# TASK OBJECTIVE
Where in the material does the word "визит" appear? Copy each line that has it.

*** EXCERPTED DATA Section Begins ***

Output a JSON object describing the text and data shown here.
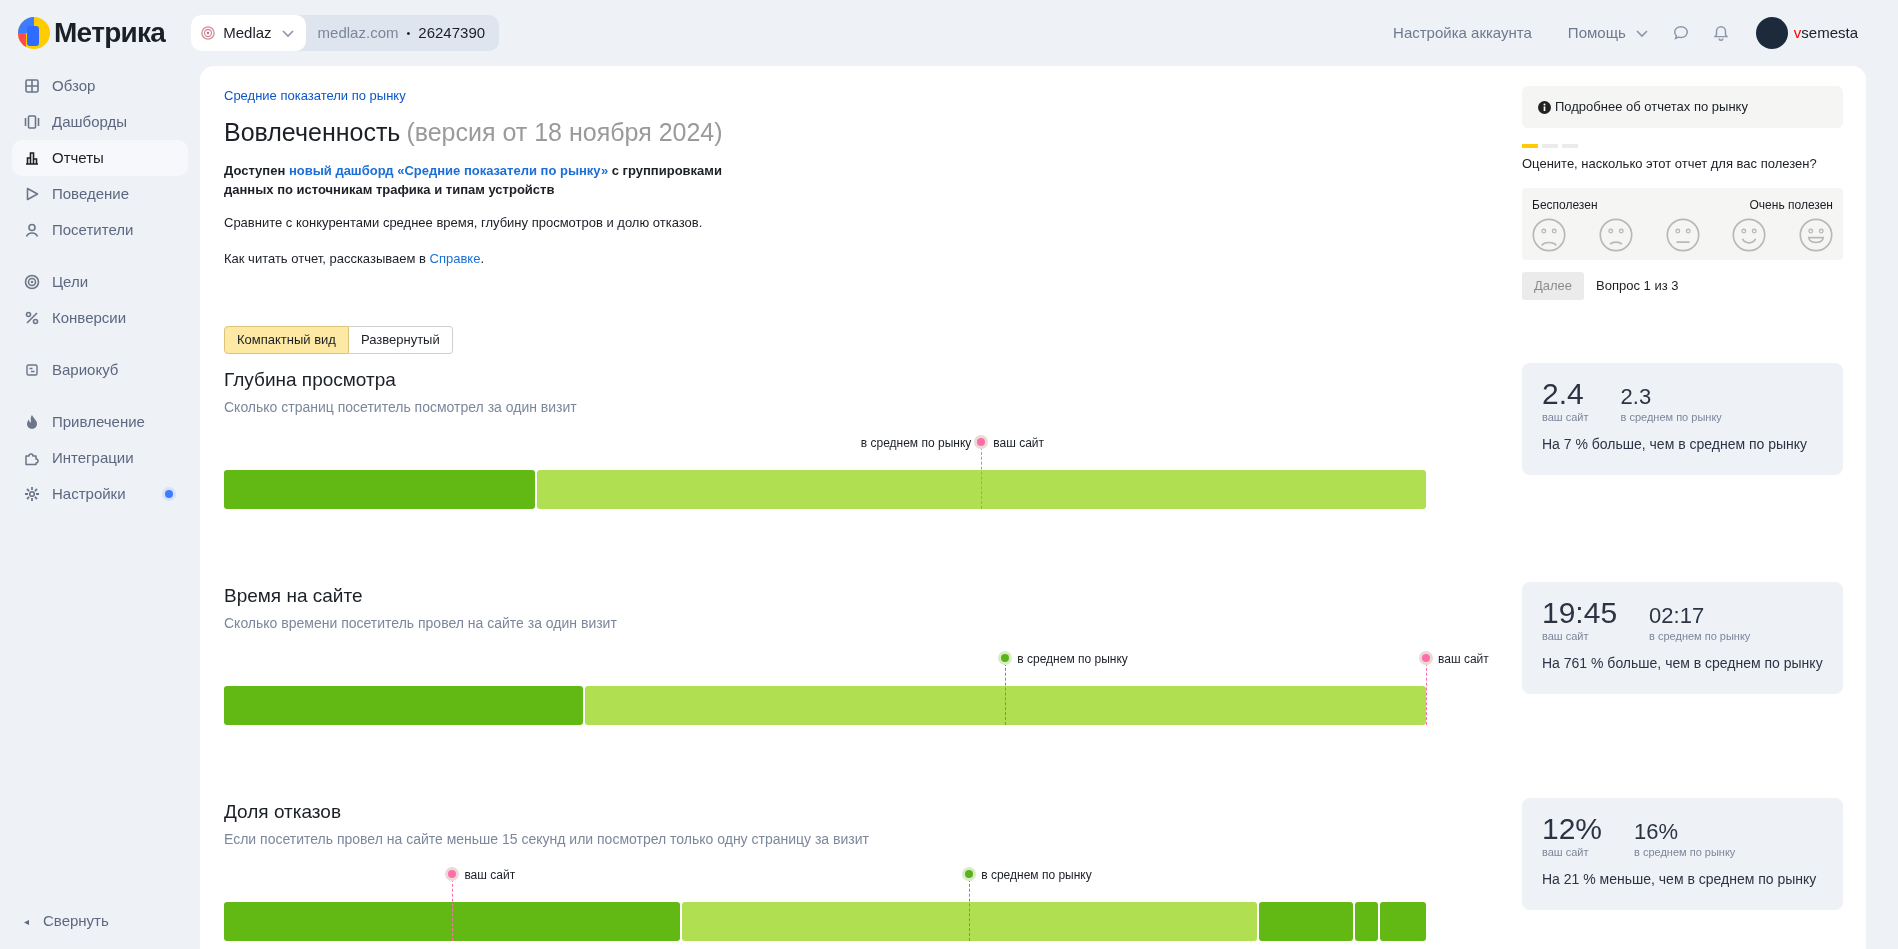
{
  "header": {
    "logo": "Метрика",
    "counter": {
      "name": "Medlaz",
      "domain": "medlaz.com",
      "separator": "•",
      "id": "26247390"
    },
    "links": [
      "Настройка аккаунта",
      "Помощь"
    ],
    "user": "vsemesta"
  },
  "sidebar": {
    "groups": [
      [
        {
          "label": "Обзор",
          "kind": "grid",
          "selected": false,
          "badge": false
        },
        {
          "label": "Дашборды",
          "kind": "dash",
          "selected": false,
          "badge": false
        },
        {
          "label": "Отчеты",
          "kind": "bars",
          "selected": true,
          "badge": false
        },
        {
          "label": "Поведение",
          "kind": "play",
          "selected": false,
          "badge": false
        },
        {
          "label": "Посетители",
          "kind": "user",
          "selected": false,
          "badge": false
        }
      ],
      [
        {
          "label": "Цели",
          "kind": "target",
          "selected": false,
          "badge": false
        },
        {
          "label": "Конверсии",
          "kind": "percent",
          "selected": false,
          "badge": false
        }
      ],
      [
        {
          "label": "Вариокуб",
          "kind": "cube",
          "selected": false,
          "badge": false
        }
      ],
      [
        {
          "label": "Привлечение",
          "kind": "fire",
          "selected": false,
          "badge": false
        },
        {
          "label": "Интеграции",
          "kind": "puzzle",
          "selected": false,
          "badge": false
        },
        {
          "label": "Настройки",
          "kind": "gear",
          "selected": false,
          "badge": true
        }
      ]
    ],
    "collapse": {
      "icon": "◂",
      "label": "Свернуть"
    }
  },
  "report": {
    "breadcrumb": "Средние показатели по рынку",
    "title": "Вовлеченность",
    "version": "(версия от 18 ноября 2024)",
    "notice": {
      "before": "Доступен",
      "link": "новый дашборд «Средние показатели по рынку»",
      "after": "с группировками данных по источникам трафика и типам устройств"
    },
    "description": "Сравните с конкурентами среднее время, глубину просмотров и долю отказов.",
    "help": {
      "before": "Как читать отчет, рассказываем в",
      "link": "Справке",
      "after": "."
    },
    "views": [
      {
        "label": "Компактный вид",
        "selected": true
      },
      {
        "label": "Развернутый",
        "selected": false
      }
    ]
  },
  "feedback": {
    "info": "Подробнее об отчетах по рынку",
    "steps": [
      {
        "active": true
      },
      {
        "active": false
      },
      {
        "active": false
      }
    ],
    "question": "Оцените, насколько этот отчет для вас полезен?",
    "low_label": "Бесполезен",
    "high_label": "Очень полезен",
    "faces": [
      {
        "kind": "very-sad",
        "selected": false
      },
      {
        "kind": "sad",
        "selected": false
      },
      {
        "kind": "neutral",
        "selected": false
      },
      {
        "kind": "happy",
        "selected": false
      },
      {
        "kind": "very-happy",
        "selected": false
      }
    ],
    "next_button": {
      "label": "Далее",
      "disabled": true
    },
    "progress": "Вопрос 1 из 3"
  },
  "metrics": [
    {
      "title": "Глубина просмотра",
      "subtitle": "Сколько страниц посетитель посмотрел за один визит",
      "markers": [
        {
          "kind": "market",
          "label": "в среднем по рынку"
        },
        {
          "kind": "site",
          "label": "ваш сайт"
        }
      ],
      "site_value": "2.4",
      "site_label": "ваш сайт",
      "market_value": "2.3",
      "market_label": "в среднем по рынку",
      "summary": "На 7 % больше, чем в среднем по рынку"
    },
    {
      "title": "Время на сайте",
      "subtitle": "Сколько времени посетитель провел на сайте за один визит",
      "markers": [
        {
          "kind": "market",
          "label": "в среднем по рынку"
        },
        {
          "kind": "site",
          "label": "ваш сайт"
        }
      ],
      "site_value": "19:45",
      "site_label": "ваш сайт",
      "market_value": "02:17",
      "market_label": "в среднем по рынку",
      "summary": "На 761 % больше, чем в среднем по рынку"
    },
    {
      "title": "Доля отказов",
      "subtitle": "Если посетитель провел на сайте меньше 15 секунд или посмотрел только одну страницу за визит",
      "markers": [
        {
          "kind": "site",
          "label": "ваш сайт"
        },
        {
          "kind": "market",
          "label": "в среднем по рынку"
        }
      ],
      "site_value": "12%",
      "site_label": "ваш сайт",
      "market_value": "16%",
      "market_label": "в среднем по рынку",
      "summary": "На 21 % меньше, чем в среднем по рынку"
    }
  ]
}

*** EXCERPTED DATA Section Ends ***

# TASK RESPONSE
      "subtitle": "Сколько страниц посетитель посмотрел за один визит",
      "subtitle": "Сколько времени посетитель провел на сайте за один визит",
      "subtitle": "Если посетитель провел на сайте меньше 15 секунд или посмотрел только одну страницу за визит",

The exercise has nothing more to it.